A special form of portrait depicting a model’s head in bust length, often with an expression of grimace, always in front of a neutral background, as an exercise in portraying age, character, decoration or mood.

Troubador Style:

Coming soon.

U

The underpainting is part of the indirect painting technique process, a complex, systematic approach to painting with an oil medium that is created in layers. As its name suggests, the underpainting is the first layer of paint, and it is generally viewed as a tonal layer of the final painting. Traditionally, underpaintings were created using warm earth tones, neutral grays or warm brown, such as the use of raw umber, often mixed with black. In the Flemish schools, the underpainting would traditionally be a gray-toned version of the finished image created over an initial outline drawing.
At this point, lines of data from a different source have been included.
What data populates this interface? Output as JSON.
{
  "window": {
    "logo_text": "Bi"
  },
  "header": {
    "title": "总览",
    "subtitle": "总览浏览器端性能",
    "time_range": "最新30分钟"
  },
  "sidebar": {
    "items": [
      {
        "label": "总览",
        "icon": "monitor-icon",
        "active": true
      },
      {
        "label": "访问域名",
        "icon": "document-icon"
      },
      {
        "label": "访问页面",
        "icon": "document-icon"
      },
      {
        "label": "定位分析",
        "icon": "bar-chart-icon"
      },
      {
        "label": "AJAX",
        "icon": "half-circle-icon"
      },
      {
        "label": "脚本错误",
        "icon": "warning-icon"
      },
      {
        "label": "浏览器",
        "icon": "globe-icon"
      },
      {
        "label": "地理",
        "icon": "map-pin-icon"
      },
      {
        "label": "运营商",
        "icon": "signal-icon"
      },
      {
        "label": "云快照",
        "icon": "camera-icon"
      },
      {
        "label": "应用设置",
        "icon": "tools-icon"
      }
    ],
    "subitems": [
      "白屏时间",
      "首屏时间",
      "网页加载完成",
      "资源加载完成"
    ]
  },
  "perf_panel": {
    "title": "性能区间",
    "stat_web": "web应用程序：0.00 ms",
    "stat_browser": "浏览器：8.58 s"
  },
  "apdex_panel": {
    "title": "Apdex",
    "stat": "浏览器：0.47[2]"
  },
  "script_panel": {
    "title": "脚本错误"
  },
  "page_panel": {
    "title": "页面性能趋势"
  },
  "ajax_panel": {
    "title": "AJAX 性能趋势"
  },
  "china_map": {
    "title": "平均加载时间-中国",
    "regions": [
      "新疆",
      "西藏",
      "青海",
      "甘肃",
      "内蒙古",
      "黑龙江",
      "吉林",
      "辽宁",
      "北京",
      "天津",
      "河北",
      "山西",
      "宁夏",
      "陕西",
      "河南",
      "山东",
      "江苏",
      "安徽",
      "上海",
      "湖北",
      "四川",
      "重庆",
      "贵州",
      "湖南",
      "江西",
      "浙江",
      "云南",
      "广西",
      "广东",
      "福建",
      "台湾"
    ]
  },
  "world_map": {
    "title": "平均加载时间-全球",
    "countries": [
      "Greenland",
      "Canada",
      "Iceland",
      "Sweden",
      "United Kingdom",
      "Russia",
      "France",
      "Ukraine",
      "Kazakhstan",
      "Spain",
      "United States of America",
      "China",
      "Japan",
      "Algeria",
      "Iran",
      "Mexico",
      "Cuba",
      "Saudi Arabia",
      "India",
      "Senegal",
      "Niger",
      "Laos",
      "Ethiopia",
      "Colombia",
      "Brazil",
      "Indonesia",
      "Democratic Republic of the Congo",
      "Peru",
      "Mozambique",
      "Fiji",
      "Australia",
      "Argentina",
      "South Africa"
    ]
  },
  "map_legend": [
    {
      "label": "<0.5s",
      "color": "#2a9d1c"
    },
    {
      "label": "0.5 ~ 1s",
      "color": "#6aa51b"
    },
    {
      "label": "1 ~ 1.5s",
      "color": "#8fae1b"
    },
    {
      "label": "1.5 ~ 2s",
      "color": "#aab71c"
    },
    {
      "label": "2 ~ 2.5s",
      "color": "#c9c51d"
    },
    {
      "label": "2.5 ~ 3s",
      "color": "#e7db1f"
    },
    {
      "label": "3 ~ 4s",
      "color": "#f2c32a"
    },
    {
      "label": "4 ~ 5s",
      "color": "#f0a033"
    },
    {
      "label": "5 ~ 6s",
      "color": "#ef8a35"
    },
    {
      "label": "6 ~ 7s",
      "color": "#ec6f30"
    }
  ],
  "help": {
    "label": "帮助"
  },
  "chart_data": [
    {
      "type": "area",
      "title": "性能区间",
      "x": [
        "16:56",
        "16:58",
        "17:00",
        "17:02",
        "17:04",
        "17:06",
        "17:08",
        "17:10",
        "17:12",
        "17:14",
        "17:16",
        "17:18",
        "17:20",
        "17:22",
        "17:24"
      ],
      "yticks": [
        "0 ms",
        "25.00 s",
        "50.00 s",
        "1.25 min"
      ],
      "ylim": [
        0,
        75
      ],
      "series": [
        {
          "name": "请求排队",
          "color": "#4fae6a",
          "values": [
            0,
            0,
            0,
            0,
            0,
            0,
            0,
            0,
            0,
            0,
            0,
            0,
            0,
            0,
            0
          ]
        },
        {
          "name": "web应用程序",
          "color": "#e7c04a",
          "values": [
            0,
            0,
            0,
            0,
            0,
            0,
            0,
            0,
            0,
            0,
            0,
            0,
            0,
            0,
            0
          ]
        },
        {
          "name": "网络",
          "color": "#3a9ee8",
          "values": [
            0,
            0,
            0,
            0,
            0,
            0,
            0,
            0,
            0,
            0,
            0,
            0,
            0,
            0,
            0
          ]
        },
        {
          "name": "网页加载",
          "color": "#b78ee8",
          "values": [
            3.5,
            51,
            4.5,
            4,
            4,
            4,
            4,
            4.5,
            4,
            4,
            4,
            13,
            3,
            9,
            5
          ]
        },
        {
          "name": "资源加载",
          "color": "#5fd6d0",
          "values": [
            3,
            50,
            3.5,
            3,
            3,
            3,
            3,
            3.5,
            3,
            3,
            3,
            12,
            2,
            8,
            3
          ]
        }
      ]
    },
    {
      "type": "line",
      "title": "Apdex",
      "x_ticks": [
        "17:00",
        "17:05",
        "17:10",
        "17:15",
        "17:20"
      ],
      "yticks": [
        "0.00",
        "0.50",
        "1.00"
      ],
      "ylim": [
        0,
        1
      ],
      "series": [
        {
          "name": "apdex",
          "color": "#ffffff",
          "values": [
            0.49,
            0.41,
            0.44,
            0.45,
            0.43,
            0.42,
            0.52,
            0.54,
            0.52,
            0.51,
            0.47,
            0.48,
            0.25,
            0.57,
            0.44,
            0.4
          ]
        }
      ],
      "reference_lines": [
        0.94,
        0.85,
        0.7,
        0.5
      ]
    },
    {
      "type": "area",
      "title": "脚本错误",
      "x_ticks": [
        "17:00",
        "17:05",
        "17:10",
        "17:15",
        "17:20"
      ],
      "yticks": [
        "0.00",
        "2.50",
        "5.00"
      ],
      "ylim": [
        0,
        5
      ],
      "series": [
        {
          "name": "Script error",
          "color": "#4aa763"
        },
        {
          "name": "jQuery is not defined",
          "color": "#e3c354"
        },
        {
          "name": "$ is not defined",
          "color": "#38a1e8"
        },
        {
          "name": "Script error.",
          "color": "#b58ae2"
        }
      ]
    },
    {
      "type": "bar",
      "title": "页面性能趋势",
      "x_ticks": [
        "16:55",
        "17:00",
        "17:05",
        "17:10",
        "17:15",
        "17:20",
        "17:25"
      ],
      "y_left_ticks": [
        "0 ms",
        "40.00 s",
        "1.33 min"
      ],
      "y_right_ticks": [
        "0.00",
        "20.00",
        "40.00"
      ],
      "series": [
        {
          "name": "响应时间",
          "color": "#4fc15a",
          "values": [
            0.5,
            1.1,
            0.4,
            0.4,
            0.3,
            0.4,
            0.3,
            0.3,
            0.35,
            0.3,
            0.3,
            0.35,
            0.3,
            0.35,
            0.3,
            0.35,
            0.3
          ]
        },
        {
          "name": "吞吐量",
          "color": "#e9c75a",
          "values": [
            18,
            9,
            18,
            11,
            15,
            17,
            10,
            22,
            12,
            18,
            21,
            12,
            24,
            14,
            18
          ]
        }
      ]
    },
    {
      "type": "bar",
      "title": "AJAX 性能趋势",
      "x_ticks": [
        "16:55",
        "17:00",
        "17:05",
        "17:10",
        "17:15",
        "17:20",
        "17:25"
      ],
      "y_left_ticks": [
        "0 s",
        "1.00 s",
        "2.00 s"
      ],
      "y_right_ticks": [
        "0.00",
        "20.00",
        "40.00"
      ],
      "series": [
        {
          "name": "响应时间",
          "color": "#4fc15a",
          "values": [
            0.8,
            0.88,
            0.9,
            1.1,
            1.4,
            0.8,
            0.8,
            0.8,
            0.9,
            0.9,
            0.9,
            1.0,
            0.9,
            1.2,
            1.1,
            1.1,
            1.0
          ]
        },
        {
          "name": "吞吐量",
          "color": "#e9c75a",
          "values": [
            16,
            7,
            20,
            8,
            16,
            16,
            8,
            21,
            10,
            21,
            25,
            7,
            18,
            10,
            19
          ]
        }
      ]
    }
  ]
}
Some of the biggest advocates of this technique were Jan van Eyck, Andrea del Sarto, Leonardo da Vinci and Johannes Vermeer.

Unione:

Coming soon.

V

Vanitas:

The term vanitas derives from the adjective Latin “vanus”, which means “emptiness”, “futility”, “worthlessness”. This painting genre emerged in the middle ages, as funerary art, and evolved to a more explicitly macabre imagery in the 15th century – when the fascination with death and decay increased by the thirst of knowledge of the human body (proper of the Renaissance). Later, vanitas paintings became a crucial part of 16th and 17th centuries netherlandish art, known as the Golden Dutch Age painting. These still life paintings are characterised by the strong moral connotations intrinsic to Christian symbolism, exalting the transience of earthly life. These paintings enhance the futility of pleasure and the certainty of death through ephemeral and vain symbols, and the memento mori presents itself as the main motif. Some of the most common symbols (which represent death, decay and ephemerality of life) are: skulls, rotten fruit, bubbles, hourglasses, musical instruments and seashells.

W

Woodcut:

Coming soon.